> Records from a data source:

_ _ _ _

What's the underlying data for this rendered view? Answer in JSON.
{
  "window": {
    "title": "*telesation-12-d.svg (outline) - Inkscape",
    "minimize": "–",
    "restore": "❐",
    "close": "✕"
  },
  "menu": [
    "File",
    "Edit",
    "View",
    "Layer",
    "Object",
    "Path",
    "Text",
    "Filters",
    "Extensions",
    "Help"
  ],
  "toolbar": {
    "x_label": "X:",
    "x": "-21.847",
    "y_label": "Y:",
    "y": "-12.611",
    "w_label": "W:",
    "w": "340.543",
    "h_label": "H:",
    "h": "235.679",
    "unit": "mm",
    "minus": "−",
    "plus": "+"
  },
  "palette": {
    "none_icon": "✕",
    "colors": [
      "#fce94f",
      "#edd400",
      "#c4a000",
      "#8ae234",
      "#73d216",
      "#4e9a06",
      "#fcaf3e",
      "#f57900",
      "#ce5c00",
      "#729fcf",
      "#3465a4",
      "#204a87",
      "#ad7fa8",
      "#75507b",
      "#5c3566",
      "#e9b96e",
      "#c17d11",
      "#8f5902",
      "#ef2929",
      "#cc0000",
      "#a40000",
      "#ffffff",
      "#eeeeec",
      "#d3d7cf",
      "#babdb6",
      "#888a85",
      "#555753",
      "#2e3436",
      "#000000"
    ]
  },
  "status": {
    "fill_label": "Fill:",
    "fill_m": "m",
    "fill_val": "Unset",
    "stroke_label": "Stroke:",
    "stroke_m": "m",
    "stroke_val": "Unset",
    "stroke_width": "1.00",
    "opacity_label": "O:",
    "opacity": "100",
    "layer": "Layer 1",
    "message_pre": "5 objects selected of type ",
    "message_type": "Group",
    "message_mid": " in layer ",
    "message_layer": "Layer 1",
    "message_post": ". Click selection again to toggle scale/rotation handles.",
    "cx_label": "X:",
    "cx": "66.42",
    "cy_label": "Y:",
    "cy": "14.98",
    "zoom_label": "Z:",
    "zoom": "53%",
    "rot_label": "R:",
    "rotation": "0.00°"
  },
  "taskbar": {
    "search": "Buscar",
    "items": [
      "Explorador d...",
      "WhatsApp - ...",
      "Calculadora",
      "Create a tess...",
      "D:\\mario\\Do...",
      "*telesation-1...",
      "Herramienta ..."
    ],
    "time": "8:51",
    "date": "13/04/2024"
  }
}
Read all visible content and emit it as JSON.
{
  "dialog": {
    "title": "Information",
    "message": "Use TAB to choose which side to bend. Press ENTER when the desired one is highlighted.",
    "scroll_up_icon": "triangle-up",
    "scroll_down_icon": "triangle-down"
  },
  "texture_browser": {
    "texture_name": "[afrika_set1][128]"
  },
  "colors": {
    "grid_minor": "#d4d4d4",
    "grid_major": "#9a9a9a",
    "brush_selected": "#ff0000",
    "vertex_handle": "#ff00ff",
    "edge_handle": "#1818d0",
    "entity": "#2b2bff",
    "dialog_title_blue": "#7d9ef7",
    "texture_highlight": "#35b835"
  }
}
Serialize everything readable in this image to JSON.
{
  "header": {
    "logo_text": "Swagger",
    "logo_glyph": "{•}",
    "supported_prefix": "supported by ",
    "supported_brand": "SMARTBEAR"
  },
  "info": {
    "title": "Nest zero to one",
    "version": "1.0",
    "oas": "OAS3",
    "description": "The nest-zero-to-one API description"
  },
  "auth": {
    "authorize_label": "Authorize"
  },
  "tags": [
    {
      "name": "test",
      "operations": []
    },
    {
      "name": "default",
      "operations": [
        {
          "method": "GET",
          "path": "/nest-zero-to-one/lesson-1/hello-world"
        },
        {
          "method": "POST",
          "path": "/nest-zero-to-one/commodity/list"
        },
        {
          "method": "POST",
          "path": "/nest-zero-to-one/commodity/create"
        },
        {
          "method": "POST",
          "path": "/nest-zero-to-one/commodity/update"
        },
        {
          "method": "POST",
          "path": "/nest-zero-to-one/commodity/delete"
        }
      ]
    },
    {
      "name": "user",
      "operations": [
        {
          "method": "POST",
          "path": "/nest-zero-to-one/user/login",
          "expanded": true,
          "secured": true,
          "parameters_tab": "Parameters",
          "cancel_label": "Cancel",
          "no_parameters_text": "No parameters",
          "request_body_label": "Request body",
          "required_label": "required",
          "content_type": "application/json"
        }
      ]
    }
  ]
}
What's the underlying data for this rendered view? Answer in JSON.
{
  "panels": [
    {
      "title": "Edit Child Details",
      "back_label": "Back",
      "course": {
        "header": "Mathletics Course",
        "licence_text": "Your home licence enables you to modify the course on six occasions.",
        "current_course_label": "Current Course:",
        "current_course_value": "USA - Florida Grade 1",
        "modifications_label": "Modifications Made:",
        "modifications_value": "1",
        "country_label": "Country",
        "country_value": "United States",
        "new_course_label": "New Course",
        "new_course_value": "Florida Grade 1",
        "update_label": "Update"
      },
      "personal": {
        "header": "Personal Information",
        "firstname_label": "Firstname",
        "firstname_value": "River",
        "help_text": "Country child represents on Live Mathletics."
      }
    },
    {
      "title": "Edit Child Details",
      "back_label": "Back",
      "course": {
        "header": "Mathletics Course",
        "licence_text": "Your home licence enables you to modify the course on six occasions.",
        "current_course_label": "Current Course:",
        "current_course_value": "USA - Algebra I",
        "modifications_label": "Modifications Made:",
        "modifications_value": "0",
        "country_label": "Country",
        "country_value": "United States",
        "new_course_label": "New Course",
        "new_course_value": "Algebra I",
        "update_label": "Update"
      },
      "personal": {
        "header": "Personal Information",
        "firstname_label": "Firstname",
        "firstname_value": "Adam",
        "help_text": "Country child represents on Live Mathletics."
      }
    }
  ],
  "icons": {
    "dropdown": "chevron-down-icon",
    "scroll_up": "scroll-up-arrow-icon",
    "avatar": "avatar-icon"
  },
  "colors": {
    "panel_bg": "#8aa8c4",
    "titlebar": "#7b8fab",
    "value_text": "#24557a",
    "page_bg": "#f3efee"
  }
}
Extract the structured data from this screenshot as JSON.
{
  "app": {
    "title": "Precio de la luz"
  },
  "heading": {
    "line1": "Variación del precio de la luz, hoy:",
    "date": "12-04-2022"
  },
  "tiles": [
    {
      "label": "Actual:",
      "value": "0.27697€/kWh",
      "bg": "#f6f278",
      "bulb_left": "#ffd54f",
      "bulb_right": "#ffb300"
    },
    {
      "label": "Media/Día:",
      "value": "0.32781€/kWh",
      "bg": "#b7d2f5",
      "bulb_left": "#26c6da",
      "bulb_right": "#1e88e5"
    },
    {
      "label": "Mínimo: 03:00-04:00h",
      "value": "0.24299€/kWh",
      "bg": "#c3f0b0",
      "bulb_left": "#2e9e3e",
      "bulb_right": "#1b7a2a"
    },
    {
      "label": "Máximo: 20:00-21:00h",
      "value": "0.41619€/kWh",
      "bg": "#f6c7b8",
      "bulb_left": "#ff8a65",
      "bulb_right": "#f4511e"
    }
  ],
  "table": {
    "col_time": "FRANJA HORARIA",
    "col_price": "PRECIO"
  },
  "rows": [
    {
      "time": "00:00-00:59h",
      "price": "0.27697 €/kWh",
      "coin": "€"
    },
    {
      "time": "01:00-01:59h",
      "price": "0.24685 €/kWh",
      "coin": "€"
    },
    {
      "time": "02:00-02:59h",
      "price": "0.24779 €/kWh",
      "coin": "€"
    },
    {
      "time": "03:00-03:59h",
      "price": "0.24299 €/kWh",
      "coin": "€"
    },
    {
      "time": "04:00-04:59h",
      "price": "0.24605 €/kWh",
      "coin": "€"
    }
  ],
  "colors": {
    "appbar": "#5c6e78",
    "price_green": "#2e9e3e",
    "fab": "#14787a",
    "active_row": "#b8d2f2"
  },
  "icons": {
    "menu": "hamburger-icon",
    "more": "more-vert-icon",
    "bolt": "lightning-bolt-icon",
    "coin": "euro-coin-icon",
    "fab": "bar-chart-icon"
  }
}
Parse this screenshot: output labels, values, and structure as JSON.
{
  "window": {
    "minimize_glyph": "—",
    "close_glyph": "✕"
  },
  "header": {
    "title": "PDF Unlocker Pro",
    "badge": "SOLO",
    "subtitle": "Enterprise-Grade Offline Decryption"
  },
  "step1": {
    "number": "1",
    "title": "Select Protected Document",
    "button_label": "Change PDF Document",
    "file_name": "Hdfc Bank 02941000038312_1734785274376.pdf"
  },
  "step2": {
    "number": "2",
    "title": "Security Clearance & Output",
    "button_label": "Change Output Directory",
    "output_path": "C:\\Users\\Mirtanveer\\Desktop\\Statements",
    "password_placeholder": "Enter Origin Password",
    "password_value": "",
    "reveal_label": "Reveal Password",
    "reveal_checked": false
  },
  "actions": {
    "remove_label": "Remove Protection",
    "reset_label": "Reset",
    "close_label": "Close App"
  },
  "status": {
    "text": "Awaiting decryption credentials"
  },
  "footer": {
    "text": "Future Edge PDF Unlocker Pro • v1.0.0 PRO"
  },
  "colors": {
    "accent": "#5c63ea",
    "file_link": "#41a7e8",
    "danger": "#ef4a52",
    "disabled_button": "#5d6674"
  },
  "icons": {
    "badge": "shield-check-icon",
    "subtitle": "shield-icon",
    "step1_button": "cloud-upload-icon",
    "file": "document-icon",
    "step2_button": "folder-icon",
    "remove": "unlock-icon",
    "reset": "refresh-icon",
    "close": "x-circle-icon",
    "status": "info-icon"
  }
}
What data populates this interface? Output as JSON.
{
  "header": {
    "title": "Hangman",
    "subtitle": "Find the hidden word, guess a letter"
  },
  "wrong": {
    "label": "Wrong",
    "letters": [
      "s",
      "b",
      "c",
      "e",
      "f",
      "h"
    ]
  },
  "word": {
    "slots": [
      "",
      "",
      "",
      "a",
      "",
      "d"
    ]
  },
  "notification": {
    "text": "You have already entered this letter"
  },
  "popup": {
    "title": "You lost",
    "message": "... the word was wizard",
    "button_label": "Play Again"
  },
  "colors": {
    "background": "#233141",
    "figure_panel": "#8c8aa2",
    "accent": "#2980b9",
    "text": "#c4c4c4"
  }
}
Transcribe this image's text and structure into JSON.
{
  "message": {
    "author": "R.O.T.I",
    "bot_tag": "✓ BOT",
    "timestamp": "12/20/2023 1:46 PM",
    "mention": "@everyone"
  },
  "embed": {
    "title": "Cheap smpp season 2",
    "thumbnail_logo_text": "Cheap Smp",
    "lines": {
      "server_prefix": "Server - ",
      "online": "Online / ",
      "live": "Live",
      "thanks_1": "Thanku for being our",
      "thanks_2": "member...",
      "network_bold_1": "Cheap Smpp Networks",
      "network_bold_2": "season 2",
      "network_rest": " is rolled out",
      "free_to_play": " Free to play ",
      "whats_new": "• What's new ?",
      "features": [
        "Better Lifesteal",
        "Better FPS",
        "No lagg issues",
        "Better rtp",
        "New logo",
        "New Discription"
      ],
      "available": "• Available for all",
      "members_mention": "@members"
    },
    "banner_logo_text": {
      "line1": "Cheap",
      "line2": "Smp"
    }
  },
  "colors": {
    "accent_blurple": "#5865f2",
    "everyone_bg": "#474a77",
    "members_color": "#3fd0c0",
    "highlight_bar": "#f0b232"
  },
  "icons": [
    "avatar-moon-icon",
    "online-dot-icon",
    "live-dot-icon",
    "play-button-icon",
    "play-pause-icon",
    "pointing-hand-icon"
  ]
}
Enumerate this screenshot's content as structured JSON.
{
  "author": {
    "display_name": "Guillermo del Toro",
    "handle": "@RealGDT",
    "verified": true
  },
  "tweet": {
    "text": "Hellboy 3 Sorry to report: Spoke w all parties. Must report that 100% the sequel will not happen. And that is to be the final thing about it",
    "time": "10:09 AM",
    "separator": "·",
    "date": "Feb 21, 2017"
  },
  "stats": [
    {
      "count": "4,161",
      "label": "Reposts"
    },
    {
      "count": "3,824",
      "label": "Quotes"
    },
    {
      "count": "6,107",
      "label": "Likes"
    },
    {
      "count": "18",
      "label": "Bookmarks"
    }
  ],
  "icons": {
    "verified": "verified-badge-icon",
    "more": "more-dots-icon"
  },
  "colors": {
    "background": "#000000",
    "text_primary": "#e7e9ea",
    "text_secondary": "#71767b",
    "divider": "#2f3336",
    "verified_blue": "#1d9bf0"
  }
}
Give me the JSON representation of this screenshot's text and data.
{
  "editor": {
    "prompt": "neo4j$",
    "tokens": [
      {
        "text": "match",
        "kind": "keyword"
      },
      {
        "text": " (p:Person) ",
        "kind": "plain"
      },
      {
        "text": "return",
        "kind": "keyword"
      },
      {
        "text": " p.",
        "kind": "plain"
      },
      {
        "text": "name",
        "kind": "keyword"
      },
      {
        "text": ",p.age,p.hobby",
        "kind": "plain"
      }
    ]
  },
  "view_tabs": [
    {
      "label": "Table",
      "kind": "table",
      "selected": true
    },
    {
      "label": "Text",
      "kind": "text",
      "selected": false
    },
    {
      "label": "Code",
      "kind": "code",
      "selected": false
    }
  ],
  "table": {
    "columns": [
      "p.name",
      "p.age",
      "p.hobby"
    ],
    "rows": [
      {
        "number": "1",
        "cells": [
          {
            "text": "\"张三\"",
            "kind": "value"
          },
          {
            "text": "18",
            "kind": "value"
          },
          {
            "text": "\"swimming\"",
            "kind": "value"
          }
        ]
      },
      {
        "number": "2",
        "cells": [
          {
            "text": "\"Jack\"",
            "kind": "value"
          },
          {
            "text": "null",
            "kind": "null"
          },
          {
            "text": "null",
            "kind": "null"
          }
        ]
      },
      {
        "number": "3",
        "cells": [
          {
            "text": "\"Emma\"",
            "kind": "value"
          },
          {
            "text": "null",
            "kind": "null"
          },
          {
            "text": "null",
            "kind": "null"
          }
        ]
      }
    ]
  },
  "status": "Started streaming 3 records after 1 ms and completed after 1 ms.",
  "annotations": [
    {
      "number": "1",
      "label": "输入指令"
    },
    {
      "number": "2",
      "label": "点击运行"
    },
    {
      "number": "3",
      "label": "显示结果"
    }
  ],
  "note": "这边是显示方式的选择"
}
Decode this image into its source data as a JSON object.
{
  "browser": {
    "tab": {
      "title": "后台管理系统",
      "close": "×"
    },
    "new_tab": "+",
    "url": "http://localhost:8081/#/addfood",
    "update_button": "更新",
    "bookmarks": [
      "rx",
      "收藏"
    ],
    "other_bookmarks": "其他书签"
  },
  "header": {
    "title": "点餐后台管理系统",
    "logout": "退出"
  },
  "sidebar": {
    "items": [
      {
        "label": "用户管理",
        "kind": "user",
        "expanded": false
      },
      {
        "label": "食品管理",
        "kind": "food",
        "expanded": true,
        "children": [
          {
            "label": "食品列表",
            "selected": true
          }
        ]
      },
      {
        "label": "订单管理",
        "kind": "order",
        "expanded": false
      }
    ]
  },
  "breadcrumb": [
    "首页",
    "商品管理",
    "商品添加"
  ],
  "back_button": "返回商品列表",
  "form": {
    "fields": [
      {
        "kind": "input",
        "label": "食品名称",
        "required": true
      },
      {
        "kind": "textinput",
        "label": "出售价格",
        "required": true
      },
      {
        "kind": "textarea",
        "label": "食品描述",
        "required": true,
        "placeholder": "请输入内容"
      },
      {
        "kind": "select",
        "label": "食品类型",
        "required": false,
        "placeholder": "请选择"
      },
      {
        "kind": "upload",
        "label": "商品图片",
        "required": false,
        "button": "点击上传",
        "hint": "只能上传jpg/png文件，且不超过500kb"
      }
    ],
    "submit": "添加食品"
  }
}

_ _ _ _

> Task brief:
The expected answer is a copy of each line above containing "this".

> Exercise response:
What's the underlying data for this rendered view? Answer in JSON.
Serialize everything readable in this image to JSON.
What's the underlying data for this rendered view? Answer in JSON.
Extract the structured data from this screenshot as JSON.
Parse this screenshot: output labels, values, and structure as JSON.
What data populates this interface? Output as JSON.
    "text": "You have already entered this letter"
Transcribe this image's text and structure into JSON.
Enumerate this screenshot's content as structured JSON.
Give me the JSON representation of this screenshot's text and data.
Decode this image into its source data as a JSON object.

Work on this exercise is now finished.